__YOUR OBJECTIVE__: Could you repeat all of the entries below, character for character?

__EXERCISE DATA__:
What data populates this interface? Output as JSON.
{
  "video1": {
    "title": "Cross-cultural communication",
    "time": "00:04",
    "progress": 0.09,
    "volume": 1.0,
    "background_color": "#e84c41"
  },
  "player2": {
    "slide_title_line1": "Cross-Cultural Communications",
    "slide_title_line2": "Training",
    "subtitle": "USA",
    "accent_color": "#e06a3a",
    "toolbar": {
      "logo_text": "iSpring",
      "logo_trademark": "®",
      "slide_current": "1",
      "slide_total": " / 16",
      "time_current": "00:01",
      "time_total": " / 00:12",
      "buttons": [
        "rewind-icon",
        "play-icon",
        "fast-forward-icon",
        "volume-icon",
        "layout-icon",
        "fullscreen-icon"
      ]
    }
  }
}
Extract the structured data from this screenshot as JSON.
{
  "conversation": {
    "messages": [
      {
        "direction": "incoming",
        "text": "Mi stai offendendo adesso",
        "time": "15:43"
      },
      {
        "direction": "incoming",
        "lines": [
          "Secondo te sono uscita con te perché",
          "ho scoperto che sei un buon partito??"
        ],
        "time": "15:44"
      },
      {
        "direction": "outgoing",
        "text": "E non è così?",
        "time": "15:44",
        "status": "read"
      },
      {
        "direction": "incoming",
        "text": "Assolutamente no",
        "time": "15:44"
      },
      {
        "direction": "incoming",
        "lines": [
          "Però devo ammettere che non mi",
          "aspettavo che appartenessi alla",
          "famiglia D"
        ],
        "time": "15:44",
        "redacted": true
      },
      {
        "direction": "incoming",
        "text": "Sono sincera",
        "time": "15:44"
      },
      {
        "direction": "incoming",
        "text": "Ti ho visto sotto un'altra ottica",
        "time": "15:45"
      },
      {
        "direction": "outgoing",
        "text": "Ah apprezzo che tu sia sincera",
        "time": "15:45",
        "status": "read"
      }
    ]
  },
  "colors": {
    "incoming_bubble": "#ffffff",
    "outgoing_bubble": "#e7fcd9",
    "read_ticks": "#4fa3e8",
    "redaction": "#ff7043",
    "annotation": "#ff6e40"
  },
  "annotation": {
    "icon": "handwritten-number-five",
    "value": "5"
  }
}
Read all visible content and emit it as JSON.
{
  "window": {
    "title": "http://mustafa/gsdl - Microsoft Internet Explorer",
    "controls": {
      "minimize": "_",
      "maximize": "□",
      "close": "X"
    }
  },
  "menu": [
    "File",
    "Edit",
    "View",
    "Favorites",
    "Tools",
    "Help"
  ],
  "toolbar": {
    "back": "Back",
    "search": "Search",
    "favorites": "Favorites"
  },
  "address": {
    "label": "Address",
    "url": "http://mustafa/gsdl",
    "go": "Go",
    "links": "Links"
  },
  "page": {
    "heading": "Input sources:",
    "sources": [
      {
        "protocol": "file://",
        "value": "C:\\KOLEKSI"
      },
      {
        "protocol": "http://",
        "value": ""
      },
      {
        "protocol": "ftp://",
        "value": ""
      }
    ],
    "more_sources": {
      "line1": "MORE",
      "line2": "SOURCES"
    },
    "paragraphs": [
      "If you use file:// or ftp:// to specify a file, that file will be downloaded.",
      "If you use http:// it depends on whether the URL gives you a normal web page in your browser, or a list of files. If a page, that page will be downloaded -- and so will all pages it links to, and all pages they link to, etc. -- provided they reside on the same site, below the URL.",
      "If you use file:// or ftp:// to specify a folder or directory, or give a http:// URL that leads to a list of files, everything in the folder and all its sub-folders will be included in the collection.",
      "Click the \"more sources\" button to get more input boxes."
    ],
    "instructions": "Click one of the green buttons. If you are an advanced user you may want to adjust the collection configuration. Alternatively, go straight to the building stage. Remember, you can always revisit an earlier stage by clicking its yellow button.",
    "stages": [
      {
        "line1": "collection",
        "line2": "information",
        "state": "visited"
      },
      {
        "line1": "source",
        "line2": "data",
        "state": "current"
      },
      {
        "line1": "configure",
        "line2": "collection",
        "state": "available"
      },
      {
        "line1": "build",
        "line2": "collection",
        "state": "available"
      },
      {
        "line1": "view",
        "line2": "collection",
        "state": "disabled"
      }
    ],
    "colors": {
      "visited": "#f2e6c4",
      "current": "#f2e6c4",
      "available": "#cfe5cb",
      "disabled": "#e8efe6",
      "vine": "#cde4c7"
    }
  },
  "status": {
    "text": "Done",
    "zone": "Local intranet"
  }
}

__ANSWER AREA__:
What data populates this interface? Output as JSON.
{
  "video1": {
    "title": "Cross-cultural communication",
    "time": "00:04",
    "progress": 0.09,
    "volume": 1.0,
    "background_color": "#e84c41"
  },
  "player2": {
    "slide_title_line1": "Cross-Cultural Communications",
    "slide_title_line2": "Training",
    "subtitle": "USA",
    "accent_color": "#e06a3a",
    "toolbar": {
      "logo_text": "iSpring",
      "logo_trademark": "®",
      "slide_current": "1",
      "slide_total": " / 16",
      "time_current": "00:01",
      "time_total": " / 00:12",
      "buttons": [
        "rewind-icon",
        "play-icon",
        "fast-forward-icon",
        "volume-icon",
        "layout-icon",
        "fullscreen-icon"
      ]
    }
  }
}
Extract the structured data from this screenshot as JSON.
{
  "conversation": {
    "messages": [
      {
        "direction": "incoming",
        "text": "Mi stai offendendo adesso",
        "time": "15:43"
      },
      {
        "direction": "incoming",
        "lines": [
          "Secondo te sono uscita con te perché",
          "ho scoperto che sei un buon partito??"
        ],
        "time": "15:44"
      },
      {
        "direction": "outgoing",
        "text": "E non è così?",
        "time": "15:44",
        "status": "read"
      },
      {
        "direction": "incoming",
        "text": "Assolutamente no",
        "time": "15:44"
      },
      {
        "direction": "incoming",
        "lines": [
          "Però devo ammettere che non mi",
          "aspettavo che appartenessi alla",
          "famiglia D"
        ],
        "time": "15:44",
        "redacted": true
      },
      {
        "direction": "incoming",
        "text": "Sono sincera",
        "time": "15:44"
      },
      {
        "direction": "incoming",
        "text": "Ti ho visto sotto un'altra ottica",
        "time": "15:45"
      },
      {
        "direction": "outgoing",
        "text": "Ah apprezzo che tu sia sincera",
        "time": "15:45",
        "status": "read"
      }
    ]
  },
  "colors": {
    "incoming_bubble": "#ffffff",
    "outgoing_bubble": "#e7fcd9",
    "read_ticks": "#4fa3e8",
    "redaction": "#ff7043",
    "annotation": "#ff6e40"
  },
  "annotation": {
    "icon": "handwritten-number-five",
    "value": "5"
  }
}
Read all visible content and emit it as JSON.
{
  "window": {
    "title": "http://mustafa/gsdl - Microsoft Internet Explorer",
    "controls": {
      "minimize": "_",
      "maximize": "□",
      "close": "X"
    }
  },
  "menu": [
    "File",
    "Edit",
    "View",
    "Favorites",
    "Tools",
    "Help"
  ],
  "toolbar": {
    "back": "Back",
    "search": "Search",
    "favorites": "Favorites"
  },
  "address": {
    "label": "Address",
    "url": "http://mustafa/gsdl",
    "go": "Go",
    "links": "Links"
  },
  "page": {
    "heading": "Input sources:",
    "sources": [
      {
        "protocol": "file://",
        "value": "C:\\KOLEKSI"
      },
      {
        "protocol": "http://",
        "value": ""
      },
      {
        "protocol": "ftp://",
        "value": ""
      }
    ],
    "more_sources": {
      "line1": "MORE",
      "line2": "SOURCES"
    },
    "paragraphs": [
      "If you use file:// or ftp:// to specify a file, that file will be downloaded.",
      "If you use http:// it depends on whether the URL gives you a normal web page in your browser, or a list of files. If a page, that page will be downloaded -- and so will all pages it links to, and all pages they link to, etc. -- provided they reside on the same site, below the URL.",
      "If you use file:// or ftp:// to specify a folder or directory, or give a http:// URL that leads to a list of files, everything in the folder and all its sub-folders will be included in the collection.",
      "Click the \"more sources\" button to get more input boxes."
    ],
    "instructions": "Click one of the green buttons. If you are an advanced user you may want to adjust the collection configuration. Alternatively, go straight to the building stage. Remember, you can always revisit an earlier stage by clicking its yellow button.",
    "stages": [
      {
        "line1": "collection",
        "line2": "information",
        "state": "visited"
      },
      {
        "line1": "source",
        "line2": "data",
        "state": "current"
      },
      {
        "line1": "configure",
        "line2": "collection",
        "state": "available"
      },
      {
        "line1": "build",
        "line2": "collection",
        "state": "available"
      },
      {
        "line1": "view",
        "line2": "collection",
        "state": "disabled"
      }
    ],
    "colors": {
      "visited": "#f2e6c4",
      "current": "#f2e6c4",
      "available": "#cfe5cb",
      "disabled": "#e8efe6",
      "vine": "#cde4c7"
    }
  },
  "status": {
    "text": "Done",
    "zone": "Local intranet"
  }
}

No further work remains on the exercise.